#### YOUR ASSIGNMENT:
The full listing, word for word and free of images, is the expected result.
= = = = =
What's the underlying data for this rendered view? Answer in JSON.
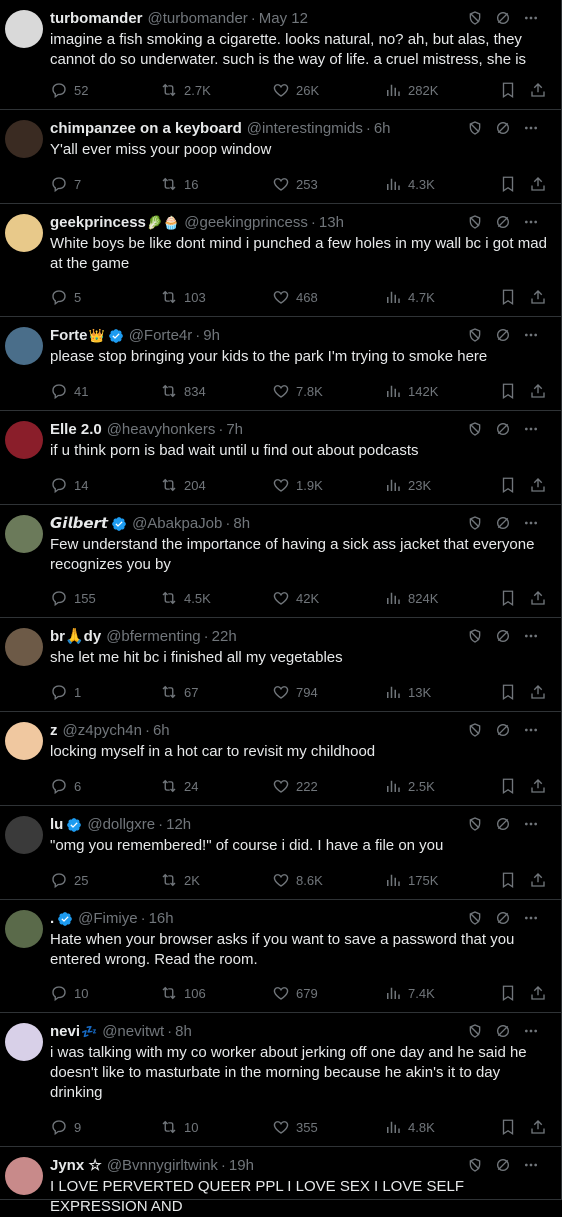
{
  "colors": {
    "background": "#000000",
    "text": "#e7e9ea",
    "muted": "#71767b",
    "border": "#2f3336",
    "verified": "#1d9bf0"
  },
  "tweets": [
    {
      "name": "turbomander",
      "handle": "@turbomander",
      "time": "May 12",
      "verified": false,
      "emoji": "",
      "text": "imagine a fish smoking a cigarette. looks natural, no? ah, but alas, they cannot do so underwater. such is the way of life. a cruel mistress, she is",
      "replies": "52",
      "retweets": "2.7K",
      "likes": "26K",
      "views": "282K",
      "avatar_color": "#d9d9d9",
      "height": 110
    },
    {
      "name": "chimpanzee on a keyboard",
      "handle": "@interestingmids",
      "time": "6h",
      "verified": false,
      "emoji": "",
      "text": "Y'all ever miss your poop window",
      "replies": "7",
      "retweets": "16",
      "likes": "253",
      "views": "4.3K",
      "avatar_color": "#3a2b22",
      "height": 94
    },
    {
      "name": "geekprincess",
      "handle": "@geekingprincess",
      "time": "13h",
      "verified": false,
      "emoji": "🥬🧁",
      "text": "White boys be like dont mind i punched a few holes in my wall bc i got mad at the game",
      "replies": "5",
      "retweets": "103",
      "likes": "468",
      "views": "4.7K",
      "avatar_color": "#e8c98a",
      "height": 113
    },
    {
      "name": "Forte",
      "handle": "@Forte4r",
      "time": "9h",
      "verified": true,
      "emoji": "👑",
      "text": "please stop bringing your kids to the park I'm trying to smoke here",
      "replies": "41",
      "retweets": "834",
      "likes": "7.8K",
      "views": "142K",
      "avatar_color": "#4a6e8a",
      "height": 94
    },
    {
      "name": "Elle 2.0",
      "handle": "@heavyhonkers",
      "time": "7h",
      "verified": false,
      "emoji": "",
      "text": "if u think porn is bad wait until u find out about podcasts",
      "replies": "14",
      "retweets": "204",
      "likes": "1.9K",
      "views": "23K",
      "avatar_color": "#8a1e2a",
      "height": 94
    },
    {
      "name": "𝙂𝙞𝙡𝙗𝙚𝙧𝙩",
      "handle": "@AbakpaJob",
      "time": "8h",
      "verified": true,
      "emoji": "",
      "text": "Few understand the importance of having a sick ass jacket that everyone recognizes you by",
      "replies": "155",
      "retweets": "4.5K",
      "likes": "42K",
      "views": "824K",
      "avatar_color": "#6b7a5a",
      "height": 113
    },
    {
      "name": "br🙏dy",
      "handle": "@bfermenting",
      "time": "22h",
      "verified": false,
      "emoji": "",
      "text": "she let me hit bc i finished all my vegetables",
      "replies": "1",
      "retweets": "67",
      "likes": "794",
      "views": "13K",
      "avatar_color": "#6d5a47",
      "height": 94
    },
    {
      "name": "z",
      "handle": "@z4pych4n",
      "time": "6h",
      "verified": false,
      "emoji": "",
      "text": "locking myself in a hot car to revisit my childhood",
      "replies": "6",
      "retweets": "24",
      "likes": "222",
      "views": "2.5K",
      "avatar_color": "#f0c8a0",
      "height": 94
    },
    {
      "name": "lu",
      "handle": "@dollgxre",
      "time": "12h",
      "verified": true,
      "emoji": "",
      "text": "\"omg you remembered!\" of course i did. I have a file on you",
      "replies": "25",
      "retweets": "2K",
      "likes": "8.6K",
      "views": "175K",
      "avatar_color": "#3a3a3a",
      "height": 94
    },
    {
      "name": ".",
      "handle": "@Fimiye",
      "time": "16h",
      "verified": true,
      "emoji": "",
      "text": "Hate when your browser asks if you want to save a password that you entered wrong. Read the room.",
      "replies": "10",
      "retweets": "106",
      "likes": "679",
      "views": "7.4K",
      "avatar_color": "#5a6a4a",
      "height": 113
    },
    {
      "name": "nevi",
      "handle": "@nevitwt",
      "time": "8h",
      "verified": false,
      "emoji": "💤",
      "text": "i was talking with my co worker about jerking off one day and he said he doesn't like to masturbate in the morning because he akin's it to day drinking",
      "replies": "9",
      "retweets": "10",
      "likes": "355",
      "views": "4.8K",
      "avatar_color": "#d8d0e8",
      "height": 134
    },
    {
      "name": "Jynx ☆",
      "handle": "@Bvnnygirltwink",
      "time": "19h",
      "verified": false,
      "emoji": "",
      "text": "I LOVE PERVERTED QUEER PPL I LOVE SEX I LOVE SELF EXPRESSION AND",
      "replies": "",
      "retweets": "",
      "likes": "",
      "views": "",
      "avatar_color": "#c88a8a",
      "height": 53
    }
  ]
}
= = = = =
#### RESULT OF THE EXERCISE:
What's the underlying data for this rendered view? Answer in JSON.
{
  "colors": {
    "background": "#000000",
    "text": "#e7e9ea",
    "muted": "#71767b",
    "border": "#2f3336",
    "verified": "#1d9bf0"
  },
  "tweets": [
    {
      "name": "turbomander",
      "handle": "@turbomander",
      "time": "May 12",
      "verified": false,
      "emoji": "",
      "text": "imagine a fish smoking a cigarette. looks natural, no? ah, but alas, they cannot do so underwater. such is the way of life. a cruel mistress, she is",
      "replies": "52",
      "retweets": "2.7K",
      "likes": "26K",
      "views": "282K",
      "avatar_color": "#d9d9d9",
      "height": 110
    },
    {
      "name": "chimpanzee on a keyboard",
      "handle": "@interestingmids",
      "time": "6h",
      "verified": false,
      "emoji": "",
      "text": "Y'all ever miss your poop window",
      "replies": "7",
      "retweets": "16",
      "likes": "253",
      "views": "4.3K",
      "avatar_color": "#3a2b22",
      "height": 94
    },
    {
      "name": "geekprincess",
      "handle": "@geekingprincess",
      "time": "13h",
      "verified": false,
      "emoji": "🥬🧁",
      "text": "White boys be like dont mind i punched a few holes in my wall bc i got mad at the game",
      "replies": "5",
      "retweets": "103",
      "likes": "468",
      "views": "4.7K",
      "avatar_color": "#e8c98a",
      "height": 113
    },
    {
      "name": "Forte",
      "handle": "@Forte4r",
      "time": "9h",
      "verified": true,
      "emoji": "👑",
      "text": "please stop bringing your kids to the park I'm trying to smoke here",
      "replies": "41",
      "retweets": "834",
      "likes": "7.8K",
      "views": "142K",
      "avatar_color": "#4a6e8a",
      "height": 94
    },
    {
      "name": "Elle 2.0",
      "handle": "@heavyhonkers",
      "time": "7h",
      "verified": false,
      "emoji": "",
      "text": "if u think porn is bad wait until u find out about podcasts",
      "replies": "14",
      "retweets": "204",
      "likes": "1.9K",
      "views": "23K",
      "avatar_color": "#8a1e2a",
      "height": 94
    },
    {
      "name": "𝙂𝙞𝙡𝙗𝙚𝙧𝙩",
      "handle": "@AbakpaJob",
      "time": "8h",
      "verified": true,
      "emoji": "",
      "text": "Few understand the importance of having a sick ass jacket that everyone recognizes you by",
      "replies": "155",
      "retweets": "4.5K",
      "likes": "42K",
      "views": "824K",
      "avatar_color": "#6b7a5a",
      "height": 113
    },
    {
      "name": "br🙏dy",
      "handle": "@bfermenting",
      "time": "22h",
      "verified": false,
      "emoji": "",
      "text": "she let me hit bc i finished all my vegetables",
      "replies": "1",
      "retweets": "67",
      "likes": "794",
      "views": "13K",
      "avatar_color": "#6d5a47",
      "height": 94
    },
    {
      "name": "z",
      "handle": "@z4pych4n",
      "time": "6h",
      "verified": false,
      "emoji": "",
      "text": "locking myself in a hot car to revisit my childhood",
      "replies": "6",
      "retweets": "24",
      "likes": "222",
      "views": "2.5K",
      "avatar_color": "#f0c8a0",
      "height": 94
    },
    {
      "name": "lu",
      "handle": "@dollgxre",
      "time": "12h",
      "verified": true,
      "emoji": "",
      "text": "\"omg you remembered!\" of course i did. I have a file on you",
      "replies": "25",
      "retweets": "2K",
      "likes": "8.6K",
      "views": "175K",
      "avatar_color": "#3a3a3a",
      "height": 94
    },
    {
      "name": ".",
      "handle": "@Fimiye",
      "time": "16h",
      "verified": true,
      "emoji": "",
      "text": "Hate when your browser asks if you want to save a password that you entered wrong. Read the room.",
      "replies": "10",
      "retweets": "106",
      "likes": "679",
      "views": "7.4K",
      "avatar_color": "#5a6a4a",
      "height": 113
    },
    {
      "name": "nevi",
      "handle": "@nevitwt",
      "time": "8h",
      "verified": false,
      "emoji": "💤",
      "text": "i was talking with my co worker about jerking off one day and he said he doesn't like to masturbate in the morning because he akin's it to day drinking",
      "replies": "9",
      "retweets": "10",
      "likes": "355",
      "views": "4.8K",
      "avatar_color": "#d8d0e8",
      "height": 134
    },
    {
      "name": "Jynx ☆",
      "handle": "@Bvnnygirltwink",
      "time": "19h",
      "verified": false,
      "emoji": "",
      "text": "I LOVE PERVERTED QUEER PPL I LOVE SEX I LOVE SELF EXPRESSION AND",
      "replies": "",
      "retweets": "",
      "likes": "",
      "views": "",
      "avatar_color": "#c88a8a",
      "height": 53
    }
  ]
}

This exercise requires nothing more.